March 20, 2023
Content Overview
SARS-CoV-2 is a beta coronavirus that causes COVID-19 in people in March 2023.

Severe Acute Respiratory Syndrome Coronavirus-2 (SARS-CoV-2) March 2023

The Severe Acute Respiratory Syndrome Coronavirus-2 (SARS-CoV-2) was identified in China in 2019, then confirmed by the World Health Organization (WHO) in 2020. As the name indicates, this coronavirus is related to the SARS beta coronavirus (SARS-1) that caused fatal outbreaks in 2002-2003. However, it is not the same virus, says the U.S. Centers for Disease Control and Prevention (CDC).

In molecular epidemiology, a study published on May 4, 2021, found the progenitor genome (proCoV2) is the mother of SARS-CoV-2 coronaviruses. These researchers estimate that the SARS-CoV-2 progenitor was in circulation several weeks before the first genome sequenced in China, known as Wuhan-1, stated Sayaka Miura, a study's senior author.

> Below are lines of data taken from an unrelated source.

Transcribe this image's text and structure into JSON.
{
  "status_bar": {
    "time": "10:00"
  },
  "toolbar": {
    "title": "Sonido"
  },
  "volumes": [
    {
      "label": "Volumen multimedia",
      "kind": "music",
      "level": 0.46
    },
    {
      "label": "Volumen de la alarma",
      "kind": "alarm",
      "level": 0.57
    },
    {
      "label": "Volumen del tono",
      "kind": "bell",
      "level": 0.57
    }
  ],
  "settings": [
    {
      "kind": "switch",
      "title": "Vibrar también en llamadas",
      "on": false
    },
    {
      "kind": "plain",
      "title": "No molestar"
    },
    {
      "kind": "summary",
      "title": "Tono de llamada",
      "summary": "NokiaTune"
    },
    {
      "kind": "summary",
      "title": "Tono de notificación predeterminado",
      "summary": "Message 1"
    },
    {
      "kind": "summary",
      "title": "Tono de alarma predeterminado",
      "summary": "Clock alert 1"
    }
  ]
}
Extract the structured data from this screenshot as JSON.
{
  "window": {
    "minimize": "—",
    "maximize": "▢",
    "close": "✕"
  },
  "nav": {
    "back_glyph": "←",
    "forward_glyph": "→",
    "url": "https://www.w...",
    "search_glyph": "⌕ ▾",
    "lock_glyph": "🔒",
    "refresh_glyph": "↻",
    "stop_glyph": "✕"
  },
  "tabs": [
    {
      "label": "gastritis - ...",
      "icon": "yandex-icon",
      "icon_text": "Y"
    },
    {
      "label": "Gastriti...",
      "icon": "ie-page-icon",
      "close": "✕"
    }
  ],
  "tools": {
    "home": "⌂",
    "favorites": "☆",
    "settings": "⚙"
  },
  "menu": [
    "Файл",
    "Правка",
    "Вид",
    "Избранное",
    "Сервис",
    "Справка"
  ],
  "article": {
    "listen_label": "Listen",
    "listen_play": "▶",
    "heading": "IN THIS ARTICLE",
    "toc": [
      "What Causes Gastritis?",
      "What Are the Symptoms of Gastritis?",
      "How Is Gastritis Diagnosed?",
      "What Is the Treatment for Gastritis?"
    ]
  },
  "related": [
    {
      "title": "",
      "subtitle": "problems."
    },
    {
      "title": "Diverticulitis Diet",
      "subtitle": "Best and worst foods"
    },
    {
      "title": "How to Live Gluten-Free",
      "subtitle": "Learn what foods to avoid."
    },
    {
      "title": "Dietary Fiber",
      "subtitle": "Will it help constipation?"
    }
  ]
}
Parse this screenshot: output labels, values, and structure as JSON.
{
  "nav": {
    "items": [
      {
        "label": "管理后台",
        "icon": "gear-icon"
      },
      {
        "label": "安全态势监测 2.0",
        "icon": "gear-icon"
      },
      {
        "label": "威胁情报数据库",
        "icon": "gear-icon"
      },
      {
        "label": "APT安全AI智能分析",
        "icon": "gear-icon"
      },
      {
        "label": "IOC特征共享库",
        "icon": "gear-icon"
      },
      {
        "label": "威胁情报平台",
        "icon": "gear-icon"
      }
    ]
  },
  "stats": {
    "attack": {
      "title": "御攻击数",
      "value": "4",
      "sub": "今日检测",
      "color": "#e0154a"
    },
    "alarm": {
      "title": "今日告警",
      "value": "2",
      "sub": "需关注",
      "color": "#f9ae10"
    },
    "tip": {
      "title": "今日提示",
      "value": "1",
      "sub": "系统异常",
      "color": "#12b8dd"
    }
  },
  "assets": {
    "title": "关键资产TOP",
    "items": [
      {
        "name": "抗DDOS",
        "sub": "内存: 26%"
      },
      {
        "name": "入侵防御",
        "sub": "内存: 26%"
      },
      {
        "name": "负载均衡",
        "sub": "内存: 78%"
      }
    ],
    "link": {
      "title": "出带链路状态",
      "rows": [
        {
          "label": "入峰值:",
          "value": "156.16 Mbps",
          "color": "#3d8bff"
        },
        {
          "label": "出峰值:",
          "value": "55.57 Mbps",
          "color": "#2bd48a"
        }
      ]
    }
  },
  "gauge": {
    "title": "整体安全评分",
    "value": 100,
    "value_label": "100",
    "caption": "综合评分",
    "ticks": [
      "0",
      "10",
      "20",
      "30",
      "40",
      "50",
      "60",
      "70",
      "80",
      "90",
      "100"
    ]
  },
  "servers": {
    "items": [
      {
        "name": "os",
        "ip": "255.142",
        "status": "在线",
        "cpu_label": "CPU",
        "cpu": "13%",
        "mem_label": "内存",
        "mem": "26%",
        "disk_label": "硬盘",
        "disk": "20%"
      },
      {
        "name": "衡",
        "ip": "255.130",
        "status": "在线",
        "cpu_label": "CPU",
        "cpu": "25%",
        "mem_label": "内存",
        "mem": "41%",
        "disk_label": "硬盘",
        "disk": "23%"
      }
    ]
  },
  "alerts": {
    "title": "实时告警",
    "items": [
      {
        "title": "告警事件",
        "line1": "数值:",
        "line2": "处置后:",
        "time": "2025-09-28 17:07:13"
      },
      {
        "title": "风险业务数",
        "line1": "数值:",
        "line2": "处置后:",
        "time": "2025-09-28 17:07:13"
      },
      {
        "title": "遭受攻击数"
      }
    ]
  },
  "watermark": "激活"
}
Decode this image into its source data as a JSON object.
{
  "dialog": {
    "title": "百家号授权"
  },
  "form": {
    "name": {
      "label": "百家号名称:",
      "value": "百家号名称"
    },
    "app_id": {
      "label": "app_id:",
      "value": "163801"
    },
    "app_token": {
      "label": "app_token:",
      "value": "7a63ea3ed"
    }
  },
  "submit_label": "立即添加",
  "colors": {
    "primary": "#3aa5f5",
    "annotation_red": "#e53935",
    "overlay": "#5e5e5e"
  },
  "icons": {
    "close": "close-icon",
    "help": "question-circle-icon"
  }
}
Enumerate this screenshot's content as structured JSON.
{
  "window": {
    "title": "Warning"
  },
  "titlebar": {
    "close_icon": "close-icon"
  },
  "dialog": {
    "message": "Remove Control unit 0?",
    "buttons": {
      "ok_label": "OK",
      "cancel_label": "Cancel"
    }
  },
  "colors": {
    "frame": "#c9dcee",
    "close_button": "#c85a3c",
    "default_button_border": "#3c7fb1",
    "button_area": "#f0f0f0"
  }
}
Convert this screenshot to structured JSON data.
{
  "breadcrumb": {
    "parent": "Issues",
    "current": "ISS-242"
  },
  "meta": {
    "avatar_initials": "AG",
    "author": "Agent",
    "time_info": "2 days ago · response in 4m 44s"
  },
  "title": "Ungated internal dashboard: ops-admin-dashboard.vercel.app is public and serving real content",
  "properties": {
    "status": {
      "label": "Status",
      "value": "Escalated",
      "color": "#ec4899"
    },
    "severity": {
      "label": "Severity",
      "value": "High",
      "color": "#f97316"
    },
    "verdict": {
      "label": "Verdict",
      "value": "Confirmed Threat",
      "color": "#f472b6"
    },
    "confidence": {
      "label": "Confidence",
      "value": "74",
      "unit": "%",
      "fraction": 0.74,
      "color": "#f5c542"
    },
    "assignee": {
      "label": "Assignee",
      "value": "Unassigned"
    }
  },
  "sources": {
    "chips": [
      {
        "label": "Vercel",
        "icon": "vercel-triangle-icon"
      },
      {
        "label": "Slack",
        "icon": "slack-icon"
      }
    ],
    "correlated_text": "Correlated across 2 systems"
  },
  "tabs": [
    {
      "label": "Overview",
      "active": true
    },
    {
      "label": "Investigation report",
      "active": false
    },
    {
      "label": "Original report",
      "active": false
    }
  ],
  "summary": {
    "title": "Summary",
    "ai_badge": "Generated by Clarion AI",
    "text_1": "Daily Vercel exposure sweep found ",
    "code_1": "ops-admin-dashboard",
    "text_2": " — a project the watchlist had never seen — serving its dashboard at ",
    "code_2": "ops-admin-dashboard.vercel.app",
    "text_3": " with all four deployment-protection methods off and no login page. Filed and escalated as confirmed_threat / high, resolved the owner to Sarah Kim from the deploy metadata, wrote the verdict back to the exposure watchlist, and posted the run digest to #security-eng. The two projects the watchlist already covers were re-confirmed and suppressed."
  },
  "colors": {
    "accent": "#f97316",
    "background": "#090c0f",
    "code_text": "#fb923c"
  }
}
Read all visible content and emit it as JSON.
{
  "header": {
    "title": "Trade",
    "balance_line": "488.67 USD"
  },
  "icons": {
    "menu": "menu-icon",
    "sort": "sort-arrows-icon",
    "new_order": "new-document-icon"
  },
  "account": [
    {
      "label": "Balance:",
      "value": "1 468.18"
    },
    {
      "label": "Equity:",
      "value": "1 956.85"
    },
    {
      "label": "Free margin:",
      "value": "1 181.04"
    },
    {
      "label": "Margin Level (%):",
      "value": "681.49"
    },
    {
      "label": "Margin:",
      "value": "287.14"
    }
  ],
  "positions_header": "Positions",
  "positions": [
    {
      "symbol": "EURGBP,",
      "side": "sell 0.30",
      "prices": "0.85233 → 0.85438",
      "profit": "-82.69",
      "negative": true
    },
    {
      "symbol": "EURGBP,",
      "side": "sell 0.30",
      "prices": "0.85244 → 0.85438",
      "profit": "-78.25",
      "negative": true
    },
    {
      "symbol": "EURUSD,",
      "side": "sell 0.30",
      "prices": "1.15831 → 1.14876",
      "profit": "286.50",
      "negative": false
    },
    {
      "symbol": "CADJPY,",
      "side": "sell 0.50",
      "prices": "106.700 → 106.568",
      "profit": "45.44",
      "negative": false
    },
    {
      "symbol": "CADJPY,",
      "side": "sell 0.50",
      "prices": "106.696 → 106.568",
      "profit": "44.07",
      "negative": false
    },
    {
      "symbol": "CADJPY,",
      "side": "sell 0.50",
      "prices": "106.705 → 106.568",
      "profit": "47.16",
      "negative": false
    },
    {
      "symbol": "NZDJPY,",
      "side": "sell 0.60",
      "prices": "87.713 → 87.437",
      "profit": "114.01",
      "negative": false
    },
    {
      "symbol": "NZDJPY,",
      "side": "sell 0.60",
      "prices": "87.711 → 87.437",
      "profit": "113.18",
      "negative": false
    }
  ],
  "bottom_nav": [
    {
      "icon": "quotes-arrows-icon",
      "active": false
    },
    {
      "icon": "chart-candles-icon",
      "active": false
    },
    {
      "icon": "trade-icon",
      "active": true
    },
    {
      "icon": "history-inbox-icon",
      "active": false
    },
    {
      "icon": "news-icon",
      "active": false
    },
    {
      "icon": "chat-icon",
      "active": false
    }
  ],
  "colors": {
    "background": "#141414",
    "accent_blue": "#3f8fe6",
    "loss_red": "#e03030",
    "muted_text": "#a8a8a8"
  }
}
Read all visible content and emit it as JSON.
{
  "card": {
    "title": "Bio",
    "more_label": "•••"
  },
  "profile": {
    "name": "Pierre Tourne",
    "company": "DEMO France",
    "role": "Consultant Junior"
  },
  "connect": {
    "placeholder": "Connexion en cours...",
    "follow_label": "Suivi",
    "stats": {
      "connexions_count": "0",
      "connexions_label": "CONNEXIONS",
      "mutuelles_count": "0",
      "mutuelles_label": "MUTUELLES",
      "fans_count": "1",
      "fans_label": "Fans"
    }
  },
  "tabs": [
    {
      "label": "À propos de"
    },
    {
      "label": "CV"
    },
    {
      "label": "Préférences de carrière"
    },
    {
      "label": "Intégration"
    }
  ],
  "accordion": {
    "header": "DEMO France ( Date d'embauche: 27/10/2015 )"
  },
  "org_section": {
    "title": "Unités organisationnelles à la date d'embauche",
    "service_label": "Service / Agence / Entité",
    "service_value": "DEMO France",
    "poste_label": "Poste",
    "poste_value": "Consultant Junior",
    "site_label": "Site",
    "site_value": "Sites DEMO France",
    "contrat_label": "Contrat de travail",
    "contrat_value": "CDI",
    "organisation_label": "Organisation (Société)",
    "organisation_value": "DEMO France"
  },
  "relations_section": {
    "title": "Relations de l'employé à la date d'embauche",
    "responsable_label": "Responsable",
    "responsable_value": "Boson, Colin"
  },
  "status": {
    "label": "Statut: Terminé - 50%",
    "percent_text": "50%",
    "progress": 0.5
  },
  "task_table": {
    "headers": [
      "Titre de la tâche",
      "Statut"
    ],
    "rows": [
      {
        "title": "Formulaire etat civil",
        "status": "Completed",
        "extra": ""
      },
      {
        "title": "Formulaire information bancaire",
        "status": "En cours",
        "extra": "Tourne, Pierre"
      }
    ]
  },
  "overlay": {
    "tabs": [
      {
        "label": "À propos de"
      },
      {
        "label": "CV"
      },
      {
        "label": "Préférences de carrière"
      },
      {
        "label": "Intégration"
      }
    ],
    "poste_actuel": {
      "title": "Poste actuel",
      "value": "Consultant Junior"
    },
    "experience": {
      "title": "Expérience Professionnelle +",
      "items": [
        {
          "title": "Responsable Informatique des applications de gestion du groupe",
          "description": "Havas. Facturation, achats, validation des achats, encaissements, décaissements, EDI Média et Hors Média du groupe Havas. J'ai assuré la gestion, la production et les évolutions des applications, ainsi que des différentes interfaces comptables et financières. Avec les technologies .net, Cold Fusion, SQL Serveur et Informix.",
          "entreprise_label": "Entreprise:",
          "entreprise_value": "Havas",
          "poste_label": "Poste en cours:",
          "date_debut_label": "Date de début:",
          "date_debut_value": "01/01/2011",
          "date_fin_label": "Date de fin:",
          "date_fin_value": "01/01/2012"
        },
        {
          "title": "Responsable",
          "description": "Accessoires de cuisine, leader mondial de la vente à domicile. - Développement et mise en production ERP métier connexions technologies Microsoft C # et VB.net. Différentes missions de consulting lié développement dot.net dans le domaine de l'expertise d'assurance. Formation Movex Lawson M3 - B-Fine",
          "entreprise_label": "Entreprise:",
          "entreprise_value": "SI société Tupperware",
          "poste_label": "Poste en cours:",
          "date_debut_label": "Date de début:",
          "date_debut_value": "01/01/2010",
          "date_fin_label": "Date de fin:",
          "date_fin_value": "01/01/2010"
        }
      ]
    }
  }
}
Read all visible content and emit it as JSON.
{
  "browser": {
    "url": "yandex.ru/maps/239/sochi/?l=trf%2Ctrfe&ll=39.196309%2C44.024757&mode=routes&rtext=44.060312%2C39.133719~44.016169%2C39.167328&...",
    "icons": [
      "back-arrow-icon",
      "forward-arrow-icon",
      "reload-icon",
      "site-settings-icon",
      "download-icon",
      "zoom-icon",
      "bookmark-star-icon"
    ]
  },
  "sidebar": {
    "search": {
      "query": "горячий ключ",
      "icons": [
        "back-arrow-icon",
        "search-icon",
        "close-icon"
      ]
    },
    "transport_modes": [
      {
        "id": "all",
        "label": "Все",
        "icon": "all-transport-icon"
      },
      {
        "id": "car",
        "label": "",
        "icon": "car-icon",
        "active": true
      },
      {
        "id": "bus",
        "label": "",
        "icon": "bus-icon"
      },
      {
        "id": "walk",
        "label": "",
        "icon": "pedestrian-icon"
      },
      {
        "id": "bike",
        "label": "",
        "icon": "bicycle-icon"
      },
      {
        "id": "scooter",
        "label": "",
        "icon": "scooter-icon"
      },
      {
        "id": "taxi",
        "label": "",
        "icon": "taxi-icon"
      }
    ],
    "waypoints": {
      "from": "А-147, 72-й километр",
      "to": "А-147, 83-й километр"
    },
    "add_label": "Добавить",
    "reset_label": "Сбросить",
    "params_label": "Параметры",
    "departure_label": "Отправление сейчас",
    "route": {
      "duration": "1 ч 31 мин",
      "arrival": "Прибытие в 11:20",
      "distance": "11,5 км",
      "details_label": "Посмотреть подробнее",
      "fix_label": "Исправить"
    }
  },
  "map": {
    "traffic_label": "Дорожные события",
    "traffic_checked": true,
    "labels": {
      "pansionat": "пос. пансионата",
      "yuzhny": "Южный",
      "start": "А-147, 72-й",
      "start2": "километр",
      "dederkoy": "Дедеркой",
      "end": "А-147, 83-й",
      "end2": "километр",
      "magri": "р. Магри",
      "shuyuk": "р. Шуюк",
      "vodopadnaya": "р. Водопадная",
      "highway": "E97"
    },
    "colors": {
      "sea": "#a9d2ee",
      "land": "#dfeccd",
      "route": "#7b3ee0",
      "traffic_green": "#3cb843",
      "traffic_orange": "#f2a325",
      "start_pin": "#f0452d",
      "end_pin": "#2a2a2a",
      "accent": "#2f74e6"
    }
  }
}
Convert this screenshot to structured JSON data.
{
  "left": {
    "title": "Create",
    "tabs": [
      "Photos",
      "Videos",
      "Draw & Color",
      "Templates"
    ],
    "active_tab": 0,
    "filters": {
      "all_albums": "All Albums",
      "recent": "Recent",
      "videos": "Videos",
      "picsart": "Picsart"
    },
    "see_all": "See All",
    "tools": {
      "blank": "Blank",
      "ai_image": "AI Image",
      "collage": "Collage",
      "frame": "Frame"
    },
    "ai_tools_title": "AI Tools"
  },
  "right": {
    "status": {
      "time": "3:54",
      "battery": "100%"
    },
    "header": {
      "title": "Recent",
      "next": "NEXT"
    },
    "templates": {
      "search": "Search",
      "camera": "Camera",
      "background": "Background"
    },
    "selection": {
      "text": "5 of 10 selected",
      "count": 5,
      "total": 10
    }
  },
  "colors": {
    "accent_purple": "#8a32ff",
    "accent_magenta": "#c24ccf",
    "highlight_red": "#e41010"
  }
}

SARS-CoV-2 Infectious Rate March 2023

In the U.S., the Biobot Network of Wastewater Treatment Plants depicts the varying levels of SARS-CoV-2 detected in wastewater samples across different regions. The U.S. CDC recommends using the COVID Data Tracker to determine the impact of SARS-CoV-2 in local wastewater systems.

SARS-CoV-2 Variants of Concern March 2023

The coronavirus that causes COVID-19 is mutating, which is expected as viruses mutate as they spread, stated the U.S. CDC. The original SARS-CoV-2 strain, detected in Wuhan, China, in December 2019, is the L virus strain. This human coronavirus (hCOV) has since mutated. 

The WHO, in collaboration with partners, expert networks, national authorities, institutions, and researchers, has been monitoring and assessing the evolution of SARS-CoV-2 since January 2020. The WHO updated its tracking system and working definitions for variants of SARS-CoV-2 in March 2023 to better correspond to the current global variant landscape, to independently evaluate Omicron sublineages in circulation, and classify new variants more clearly when required. For the updated definitions, please visit the WHO variant tracking website.

And the CDC posts SARS-CoV-2 Variant Classifications and Definitions at this link.

SARS-CoV-2 Coronavirus FAQs

NOTE: This page's content is sourced from the CDC, WHO,, and the Precision Vax network of websites. Healthcare providers fact-checked this information.